**What you will do**
Search the records for the word "value". Copy every line where it appears.

**Material for this exercise**
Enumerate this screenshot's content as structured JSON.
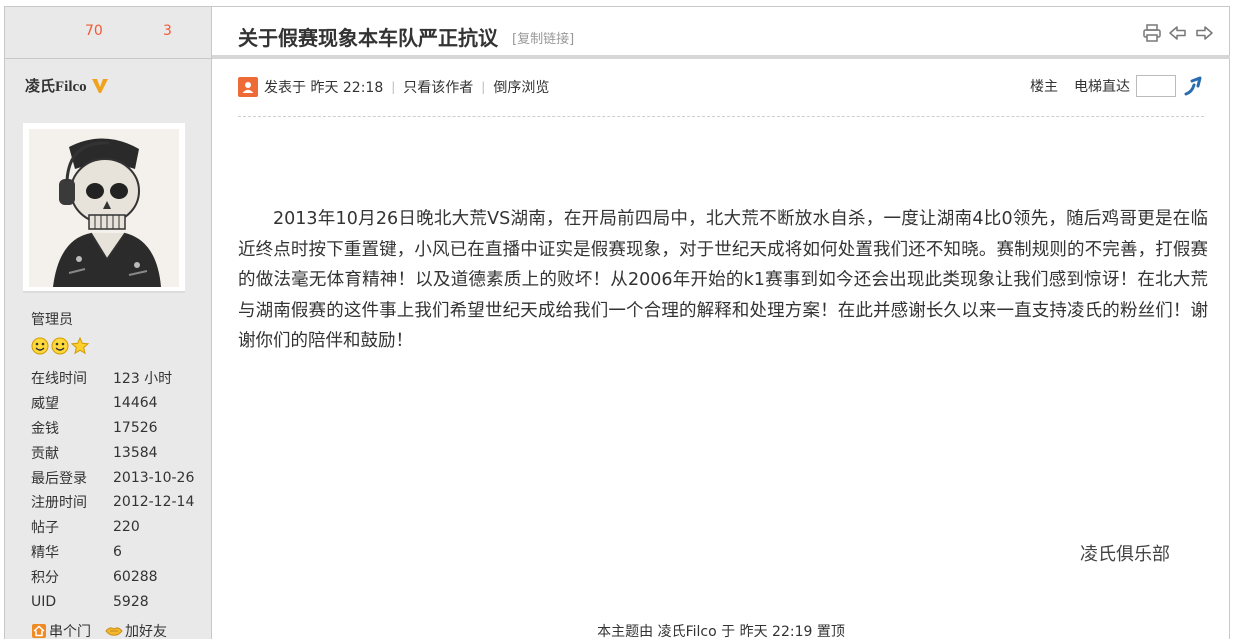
{
  "sidebar": {
    "stat_a": "70",
    "stat_b": "3",
    "username": "凌氏Filco",
    "role": "管理员",
    "stats": [
      {
        "label": "在线时间",
        "value": "123 小时"
      },
      {
        "label": "威望",
        "value": "14464"
      },
      {
        "label": "金钱",
        "value": "17526"
      },
      {
        "label": "贡献",
        "value": "13584"
      },
      {
        "label": "最后登录",
        "value": "2013-10-26"
      },
      {
        "label": "注册时间",
        "value": "2012-12-14"
      },
      {
        "label": "帖子",
        "value": "220"
      },
      {
        "label": "精华",
        "value": "6"
      },
      {
        "label": "积分",
        "value": "60288"
      },
      {
        "label": "UID",
        "value": "5928"
      }
    ],
    "action_visit": "串个门",
    "action_friend": "加好友"
  },
  "thread": {
    "title": "关于假赛现象本车队严正抗议",
    "copy_link": "[复制链接]",
    "posted_at": "发表于 昨天 22:18",
    "only_author": "只看该作者",
    "reverse": "倒序浏览",
    "floor": "楼主",
    "jump_label": "电梯直达",
    "body": "2013年10月26日晚北大荒VS湖南，在开局前四局中，北大荒不断放水自杀，一度让湖南4比0领先，随后鸡哥更是在临近终点时按下重置键，小风已在直播中证实是假赛现象，对于世纪天成将如何处置我们还不知晓。赛制规则的不完善，打假赛的做法毫无体育精神！以及道德素质上的败坏！从2006年开始的k1赛事到如今还会出现此类现象让我们感到惊讶！在北大荒与湖南假赛的这件事上我们希望世纪天成给我们一个合理的解释和处理方案！在此并感谢长久以来一直支持凌氏的粉丝们！谢谢你们的陪伴和鼓励！",
    "signature": "凌氏俱乐部",
    "footnote": "本主题由 凌氏Filco 于 昨天 22:19 置顶"
  },
  "colors": {
    "accent_orange": "#ee5b37",
    "sidebar_bg": "#e9e9e9",
    "jump_blue": "#2a6cb0"
  }
}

**Final answer**
        "value": "123 小时"
        "value": "14464"
        "value": "17526"
        "value": "13584"
        "value": "2013-10-26"
        "value": "2012-12-14"
        "value": "220"
        "value": "6"
        "value": "60288"
        "value": "5928"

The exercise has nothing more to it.